"The way he's been pitching, when I played over there, we had a couple guys in Randy [Johnson] and Curt [Schilling], that when they're pitching, the team confidence level goes sky high," said Gonzalez, whose tie-breaking single preceded Russell Martin's two-run triple in a four-run sixth inning.
"This guy is definitely one of them. When you play with guys like that, you can see the confidence in your teammates," Gonzalez said. "You like your chances to win before the game even starts. When this guy takes the mound, he has a presence and a focus and you know he wanted to pitch in this game."
Indeed, Penny was originally scheduled to pitch Sunday's finale against Tampa Bay, but it didn't take much lobbying for Penny to persuade manager Grady Little to hold him over a day to face a division rival.
The extra rest added some gas to Penny's fastball, which was once clocked at 101 mph and averaged 95. But more than the rest, there's the importance of a two-game swing in the standings. And, of course, a little revenge.
"Any time you get traded," said Penny, "you want to show they traded away the wrong guy."
Penny was struggling in Double-A in 1999 when Arizona, needing a closer, packaged him with two other Minor League pitchers to get Matt Mantei from Florida. Penny missed out on Arizona's title in 2001, but got one with the Marlins in 2003.
Now he's after another, along with another All-Star berth and, who knows, maybe a Cy Young if he can keep this going. Opposing hitters, like Arizona's Conor Jackson, said it isn't Penny's fastball that makes him more effective, it's the splitter he is throwing with more confidence and frequency.
"Penny's been lights out the whole year," said Martin. "You can just tell he's got confidence, his composure's great and he'll give his best effort, and if you get him a couple runs, you'll pretty much get a 'W.' He throws strikes, gets you back in the dugout to hit and keeps you in the groove."
Penny pointed out that the Dodgers' offense, sporadic as it's been this year, has supported him pretty nicely lately. In fact, in his last three starts, the Dodgers have outscored opponents, 27-3. Penny had a lot to do with this one, as he triggered the four-run sixth inning with a double after getting hit on the elbow with a Micah Owings pitch in the third inning. Penny is hitting .241.
"He's a threat offensively," said Little. "He started that inning with the double and lit a fuse under everyone. He was strong throughout his outing."

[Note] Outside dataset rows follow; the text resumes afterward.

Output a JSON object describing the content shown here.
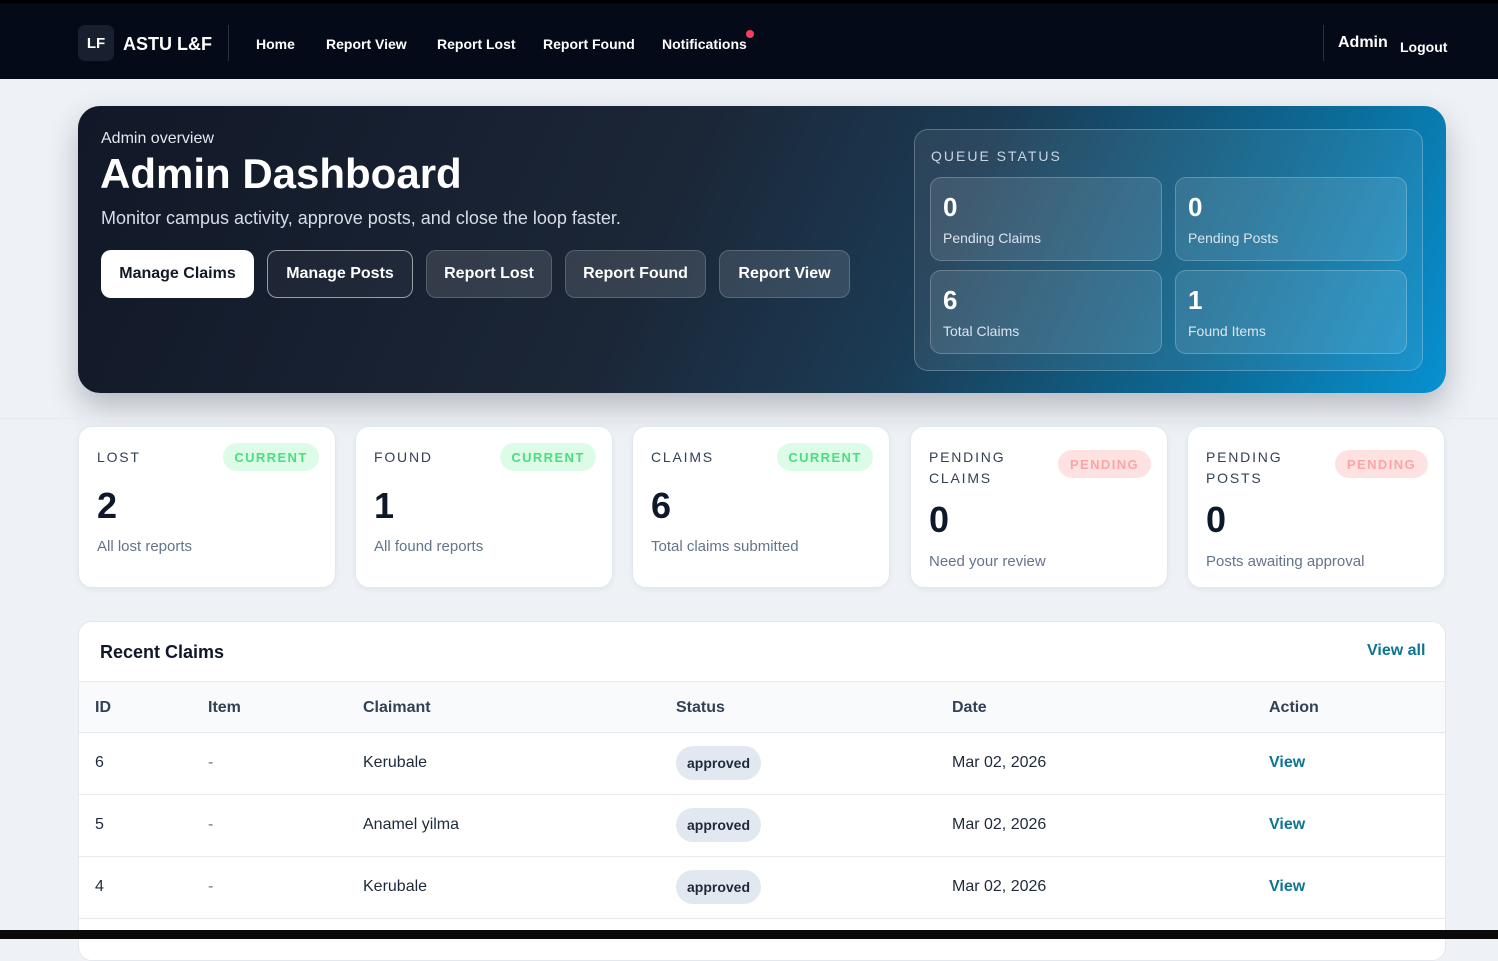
{
  "nav": {
    "logo": "LF",
    "brand": "ASTU L&F",
    "links": [
      "Home",
      "Report View",
      "Report Lost",
      "Report Found",
      "Notifications"
    ],
    "user": "Admin",
    "logout": "Logout"
  },
  "hero": {
    "kicker": "Admin overview",
    "title": "Admin Dashboard",
    "subtitle": "Monitor campus activity, approve posts, and close the loop faster.",
    "buttons": [
      "Manage Claims",
      "Manage Posts",
      "Report Lost",
      "Report Found",
      "Report View"
    ]
  },
  "queue": {
    "title": "QUEUE STATUS",
    "tiles": [
      {
        "value": "0",
        "label": "Pending Claims"
      },
      {
        "value": "0",
        "label": "Pending Posts"
      },
      {
        "value": "6",
        "label": "Total Claims"
      },
      {
        "value": "1",
        "label": "Found Items"
      }
    ]
  },
  "stats": [
    {
      "label": "LOST",
      "badge": "CURRENT",
      "value": "2",
      "desc": "All lost reports"
    },
    {
      "label": "FOUND",
      "badge": "CURRENT",
      "value": "1",
      "desc": "All found reports"
    },
    {
      "label": "CLAIMS",
      "badge": "CURRENT",
      "value": "6",
      "desc": "Total claims submitted"
    },
    {
      "label": "PENDING CLAIMS",
      "badge": "PENDING",
      "value": "0",
      "desc": "Need your review"
    },
    {
      "label": "PENDING POSTS",
      "badge": "PENDING",
      "value": "0",
      "desc": "Posts awaiting approval"
    }
  ],
  "claims": {
    "title": "Recent Claims",
    "view_all": "View all",
    "columns": [
      "ID",
      "Item",
      "Claimant",
      "Status",
      "Date",
      "Action"
    ],
    "rows": [
      {
        "id": "6",
        "item": "-",
        "claimant": "Kerubale",
        "status": "approved",
        "date": "Mar 02, 2026",
        "action": "View"
      },
      {
        "id": "5",
        "item": "-",
        "claimant": "Anamel yilma",
        "status": "approved",
        "date": "Mar 02, 2026",
        "action": "View"
      },
      {
        "id": "4",
        "item": "-",
        "claimant": "Kerubale",
        "status": "approved",
        "date": "Mar 02, 2026",
        "action": "View"
      }
    ]
  },
  "colors": {
    "navbar": "#050a18",
    "accent": "#0e7490",
    "badge_current": "#4ade80",
    "badge_pending": "#fca5a5",
    "notification_dot": "#f43f5e"
  }
}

Jeff Kent, who fouled a pitch off the big toe on his left foot in the fourth inning, was removed after the sixth inning, but x-rays were negative and he is day-to-day. He was replaced by Wilson Betemit, who slugged a home run to center field batting right-handed in the eighth inning. Of Betemit's eight home runs this year, it's the first one he's hit right-handed.
Ironically, Little mentioned Betemit's lack of production as a key element in his decision to move Garciaparra to third base and open first base for Loney. Of course, a bigger reason for the move is Loney, who just keeps on hitting.
His ninth-inning triple raised his batting average to .448 with 13 hits in 29 at-bats since his June 10 promotion. Of those 13 hits, seven are for extra bases (two homers, two triples, three doubles). That's an .897 slugging percentage. Loney had only one home run in 223 at-bats at Triple-A Las Vegas. He already has nine RBIs, more than Tony Abreu has in 96 at-bats.